I spent some time today reading about someone I had never heard of before – U Dhammaloka, described on Wikipedia as “an Irish-born hobo (migrant worker) turned Buddhist monk, atheist critic of Christian missionaries, and temperance campaigner who took an active role in the Asian Buddhist revival around the turn of the twentieth century.”
I am surely not the only person in the world who has never heard of this man before, as he has only recently been “discovered” by a small group of scholars (Alicia Turner, Brian Bocking and Laurence Cox) who are now researching about him. They have created a web page about their efforts, and the following video:
Why is it that we have not known anything about U Dhammaloka until now? Bocking offers several reasons in an academic article that he wrote (“‘A Man of Work and Few Words’? Dhammaloka Beyond Burma,” Contemporary Buddhism 11.2 ) for why U Dhammaloka has fallen through the cracks:
1. “As a working-class Irishman with no involvement in western religion, government, commerce or the military, he finds no place in British colonial history in Asia.”
2. “As an Irishman who left Ireland, was not a Catholic and effectively renounced his Irish name, he is lost to the no less selective Irish national memory.”
3. “As a European but not an oppressor, he easily eludes the sweep of Burmese and other Asian national historiographies.”
4. “As a European without formal education, whose Buddhist tracts were a blend of plebeian western freethought, itself a marginalized tradition and ‘dharmic’ rather than ‘transcendental’ Buddhism, his literary output falls below the western Buddhist Studies scholarly radar.”
5. “As a lone atheist and rabble-rouser against Christianity, he was of no lasting interest to Christian missiographers.”
That said, the above scholars have found plenty of information about U Dhammaloka. This was certainly facilitated by the digitization of newspapers by such organizations as the Singapore National Archives, but as Bocking points out, U Dhammaloka can fall through the cracks of the digital world as well as some of the people who wrote about him tried to imitate his Irish accent which creates words that can “defeat a search engine.” (pg. 231)
An example of this can be found in a book called A Vagabond Journey Around the World: A Narrative of Personal Experience by Harry A. Franck and published in 1910. Frank met U Dhammaloka on a train in India and wrote the following passage about U Dhammaloka’s conversation with an Indian Christian convert:
As the afternoon wore on a diminutive Hindu, of meek and childlike countenance, appeared on board, and, hobbling in and out through the alleyways on a clumsily-fitted wooden leg, fell to distributing the pamphlets that he carried under one arm. His dress stamped him as a native Christian missionary. Suddenly, his eye fell on Dhammaloka, and he stumped forward open-mouthed.

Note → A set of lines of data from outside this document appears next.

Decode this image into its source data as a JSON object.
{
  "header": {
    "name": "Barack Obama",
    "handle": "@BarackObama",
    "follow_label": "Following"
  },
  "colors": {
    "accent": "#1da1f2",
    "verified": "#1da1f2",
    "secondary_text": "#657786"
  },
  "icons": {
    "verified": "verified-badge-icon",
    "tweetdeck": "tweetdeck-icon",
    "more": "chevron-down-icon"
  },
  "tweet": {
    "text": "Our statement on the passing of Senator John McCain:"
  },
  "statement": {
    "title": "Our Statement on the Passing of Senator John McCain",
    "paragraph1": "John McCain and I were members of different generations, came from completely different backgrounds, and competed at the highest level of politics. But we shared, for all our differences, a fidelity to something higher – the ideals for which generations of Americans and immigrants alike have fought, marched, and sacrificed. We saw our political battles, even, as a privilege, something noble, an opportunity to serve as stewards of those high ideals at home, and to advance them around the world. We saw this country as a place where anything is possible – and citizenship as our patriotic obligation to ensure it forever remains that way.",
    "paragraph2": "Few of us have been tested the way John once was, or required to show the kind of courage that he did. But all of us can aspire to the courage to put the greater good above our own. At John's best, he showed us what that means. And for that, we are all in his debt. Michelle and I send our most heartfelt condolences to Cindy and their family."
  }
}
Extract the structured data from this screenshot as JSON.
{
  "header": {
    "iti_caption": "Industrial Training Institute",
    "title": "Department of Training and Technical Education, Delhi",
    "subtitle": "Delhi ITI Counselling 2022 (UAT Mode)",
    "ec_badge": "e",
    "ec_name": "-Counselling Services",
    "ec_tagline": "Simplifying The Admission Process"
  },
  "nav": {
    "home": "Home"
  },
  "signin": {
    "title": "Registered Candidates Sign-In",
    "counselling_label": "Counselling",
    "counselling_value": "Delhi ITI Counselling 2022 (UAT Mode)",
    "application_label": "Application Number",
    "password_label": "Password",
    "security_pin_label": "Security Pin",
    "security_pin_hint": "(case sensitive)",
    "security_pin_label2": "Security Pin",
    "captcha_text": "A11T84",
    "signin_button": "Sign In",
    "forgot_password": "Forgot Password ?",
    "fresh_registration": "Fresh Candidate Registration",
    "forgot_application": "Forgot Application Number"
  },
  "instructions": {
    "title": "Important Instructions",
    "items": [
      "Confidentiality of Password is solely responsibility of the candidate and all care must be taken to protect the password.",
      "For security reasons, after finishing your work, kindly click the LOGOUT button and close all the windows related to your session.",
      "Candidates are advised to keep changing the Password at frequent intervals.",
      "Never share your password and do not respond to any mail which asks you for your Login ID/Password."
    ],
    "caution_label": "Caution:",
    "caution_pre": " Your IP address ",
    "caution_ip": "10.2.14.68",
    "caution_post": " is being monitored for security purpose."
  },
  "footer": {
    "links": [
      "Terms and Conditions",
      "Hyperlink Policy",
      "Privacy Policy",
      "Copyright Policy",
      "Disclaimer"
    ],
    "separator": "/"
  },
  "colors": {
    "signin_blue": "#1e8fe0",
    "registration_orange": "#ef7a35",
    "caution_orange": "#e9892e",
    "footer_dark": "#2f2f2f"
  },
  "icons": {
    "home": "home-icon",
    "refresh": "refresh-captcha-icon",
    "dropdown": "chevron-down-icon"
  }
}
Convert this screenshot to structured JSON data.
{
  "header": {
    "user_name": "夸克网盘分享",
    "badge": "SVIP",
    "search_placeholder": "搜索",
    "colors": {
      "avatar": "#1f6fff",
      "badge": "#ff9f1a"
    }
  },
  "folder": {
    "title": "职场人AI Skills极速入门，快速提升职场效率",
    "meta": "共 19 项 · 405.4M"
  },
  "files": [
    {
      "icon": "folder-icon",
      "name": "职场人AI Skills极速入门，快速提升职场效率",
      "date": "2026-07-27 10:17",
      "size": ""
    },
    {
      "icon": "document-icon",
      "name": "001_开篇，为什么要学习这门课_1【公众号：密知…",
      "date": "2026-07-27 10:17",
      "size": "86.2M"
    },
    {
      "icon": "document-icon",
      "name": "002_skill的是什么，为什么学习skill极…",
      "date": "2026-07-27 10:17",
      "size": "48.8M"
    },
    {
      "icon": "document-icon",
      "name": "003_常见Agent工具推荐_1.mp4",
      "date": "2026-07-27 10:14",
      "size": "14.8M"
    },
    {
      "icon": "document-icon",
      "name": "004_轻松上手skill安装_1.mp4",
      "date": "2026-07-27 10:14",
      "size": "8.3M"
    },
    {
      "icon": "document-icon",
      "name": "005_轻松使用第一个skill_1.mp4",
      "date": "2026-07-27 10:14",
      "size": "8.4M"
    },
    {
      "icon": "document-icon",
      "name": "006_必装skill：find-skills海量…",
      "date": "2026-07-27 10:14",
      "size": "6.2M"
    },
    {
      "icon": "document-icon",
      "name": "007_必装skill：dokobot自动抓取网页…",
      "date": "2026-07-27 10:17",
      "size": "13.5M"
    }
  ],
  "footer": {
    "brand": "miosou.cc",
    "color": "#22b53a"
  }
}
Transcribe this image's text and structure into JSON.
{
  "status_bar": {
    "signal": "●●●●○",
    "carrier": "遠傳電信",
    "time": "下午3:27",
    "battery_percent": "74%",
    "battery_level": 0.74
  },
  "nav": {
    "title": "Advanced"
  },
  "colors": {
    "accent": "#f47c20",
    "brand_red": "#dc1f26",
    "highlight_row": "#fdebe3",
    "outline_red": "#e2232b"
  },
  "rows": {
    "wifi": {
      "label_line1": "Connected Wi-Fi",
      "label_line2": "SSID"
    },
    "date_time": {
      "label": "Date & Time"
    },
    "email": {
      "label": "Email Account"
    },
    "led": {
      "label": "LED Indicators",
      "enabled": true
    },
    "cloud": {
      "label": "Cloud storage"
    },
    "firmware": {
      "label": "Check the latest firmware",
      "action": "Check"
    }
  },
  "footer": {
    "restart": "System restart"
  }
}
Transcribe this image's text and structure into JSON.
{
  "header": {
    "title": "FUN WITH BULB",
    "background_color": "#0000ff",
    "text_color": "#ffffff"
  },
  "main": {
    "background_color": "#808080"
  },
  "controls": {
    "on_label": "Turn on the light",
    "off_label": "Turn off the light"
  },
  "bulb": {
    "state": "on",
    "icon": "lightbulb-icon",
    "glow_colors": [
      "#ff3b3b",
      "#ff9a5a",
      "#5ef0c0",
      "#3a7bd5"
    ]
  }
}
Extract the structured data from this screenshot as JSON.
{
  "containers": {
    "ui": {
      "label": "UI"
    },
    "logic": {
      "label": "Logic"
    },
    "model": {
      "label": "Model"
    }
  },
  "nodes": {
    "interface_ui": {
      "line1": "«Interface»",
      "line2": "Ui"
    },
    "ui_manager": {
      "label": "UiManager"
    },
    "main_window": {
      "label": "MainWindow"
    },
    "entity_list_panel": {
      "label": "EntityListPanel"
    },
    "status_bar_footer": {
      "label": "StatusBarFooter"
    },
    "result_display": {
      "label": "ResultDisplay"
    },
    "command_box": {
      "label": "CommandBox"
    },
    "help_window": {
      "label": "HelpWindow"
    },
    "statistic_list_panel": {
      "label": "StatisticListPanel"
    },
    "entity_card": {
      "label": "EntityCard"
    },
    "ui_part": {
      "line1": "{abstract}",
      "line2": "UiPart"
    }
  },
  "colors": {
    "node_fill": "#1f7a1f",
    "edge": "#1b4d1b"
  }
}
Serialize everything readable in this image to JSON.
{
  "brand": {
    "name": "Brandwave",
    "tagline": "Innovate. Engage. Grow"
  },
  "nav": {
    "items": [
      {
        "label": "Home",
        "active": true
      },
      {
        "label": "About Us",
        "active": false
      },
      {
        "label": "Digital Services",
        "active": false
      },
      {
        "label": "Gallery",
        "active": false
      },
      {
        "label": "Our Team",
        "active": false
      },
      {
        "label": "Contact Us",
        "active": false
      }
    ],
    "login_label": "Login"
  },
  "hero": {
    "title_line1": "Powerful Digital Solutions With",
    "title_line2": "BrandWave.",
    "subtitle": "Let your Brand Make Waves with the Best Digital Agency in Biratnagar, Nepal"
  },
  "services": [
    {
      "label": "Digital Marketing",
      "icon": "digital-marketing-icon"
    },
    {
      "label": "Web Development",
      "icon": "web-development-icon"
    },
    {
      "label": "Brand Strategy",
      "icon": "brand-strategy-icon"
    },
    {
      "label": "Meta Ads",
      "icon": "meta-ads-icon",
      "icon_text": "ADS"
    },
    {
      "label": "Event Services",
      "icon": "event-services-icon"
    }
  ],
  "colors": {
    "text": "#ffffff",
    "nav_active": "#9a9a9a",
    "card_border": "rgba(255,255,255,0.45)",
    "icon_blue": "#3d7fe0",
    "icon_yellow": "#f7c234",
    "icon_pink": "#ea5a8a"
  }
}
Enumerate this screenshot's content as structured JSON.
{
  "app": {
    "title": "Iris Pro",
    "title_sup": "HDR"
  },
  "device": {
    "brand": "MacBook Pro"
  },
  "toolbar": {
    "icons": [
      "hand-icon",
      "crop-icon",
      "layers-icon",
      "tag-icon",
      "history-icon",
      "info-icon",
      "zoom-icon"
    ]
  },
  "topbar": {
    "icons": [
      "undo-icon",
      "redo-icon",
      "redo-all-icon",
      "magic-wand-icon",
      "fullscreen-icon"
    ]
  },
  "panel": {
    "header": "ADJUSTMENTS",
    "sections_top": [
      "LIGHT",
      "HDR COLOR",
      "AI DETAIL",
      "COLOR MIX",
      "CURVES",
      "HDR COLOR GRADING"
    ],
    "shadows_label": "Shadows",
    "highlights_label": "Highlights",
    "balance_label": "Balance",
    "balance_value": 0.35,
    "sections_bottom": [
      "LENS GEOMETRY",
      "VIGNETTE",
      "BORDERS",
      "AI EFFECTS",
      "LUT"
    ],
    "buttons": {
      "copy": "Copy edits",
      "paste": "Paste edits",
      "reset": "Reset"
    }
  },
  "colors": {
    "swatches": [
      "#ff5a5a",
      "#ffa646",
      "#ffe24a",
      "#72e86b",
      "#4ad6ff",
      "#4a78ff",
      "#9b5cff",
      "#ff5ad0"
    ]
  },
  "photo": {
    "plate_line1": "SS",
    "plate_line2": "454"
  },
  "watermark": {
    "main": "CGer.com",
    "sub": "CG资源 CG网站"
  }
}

“What are you, sahib?” he murmured in a wondering tone of voice.
“As you see,” replied the Irishman, “I am a Buddhist priest.”
“Bu—but what country do you come from?”
“I am from Ireland.”
. . .
“Ireland?” he cried, tremulously, “Then you are not a Buddhist! Irishmen are Christians. All sahibs are Christians,”. . .
“Yah! Thot’s what the Christian fakers tell ye,” snapped the Irishman. “What’s thot ye’ve got?”
The Hindu turned over several of the tracts. They were separate books of the Bible, printed in English and Hindustanee.
“Bah!” said Dhammaloka, “It’s bad enough to see white Christians. But the man who swallows all the rot the sahib missionaries dish oop fer him, whin the thrue faith lies not a day’s distance, is disgoostin’. Ye shud be ashamed of yerself.”
“It’s a nice religion,” murmured the convert.
“Prove it,” snapped the Irishman. (pg. 365)
There are countless ways in which U Dhammaloka was a fascinating figure. Based in Burma, he traveled to Japan, Singapore, Siam and India and engaged in a wide variety of activities, from confronting Christian missionaries to setting up multi-ethnic schools for the poor.
What I find particularly fascinating, however, is the way in which at the same time that he was a peripheral figure (and therefore has been forgotten) he was also involved in some of the main issues of the day.
A good example of this is the “shoe controversy.” In the “orthodox/nationalist” narrative of Burmese history, the period of 1916-1919 is seen as an important moment as this was when some Burmese (successfully) protested against the British colonial government in an effort to ban Europeans from wearing shoes in Buddhist temples.
However, in 1901 U Dhammaloka caused a stir by confronting an Indian policeman (working in Burma) who was wearing shoes in the Shwedagon Pagoda in Rangoon, as unlike Europeans, Indians were supposed to take their shoes off in Burmese temples.
The Burmese nationalist narrative of the past does not give credit to a working-class Irishman for playing a role in protesting against some of the negative aspects of colonialism, but U Dhammaloka did apparently contribute to doing so.
This of course does not mean that U Dhammaloka was some kind of saint, as there is plenty of evidence to suggest that he was quite a charlatan.
But one point that is very clear is that U Dhammaloka was a typical hot-blooded Irishman, and you have to love him for that!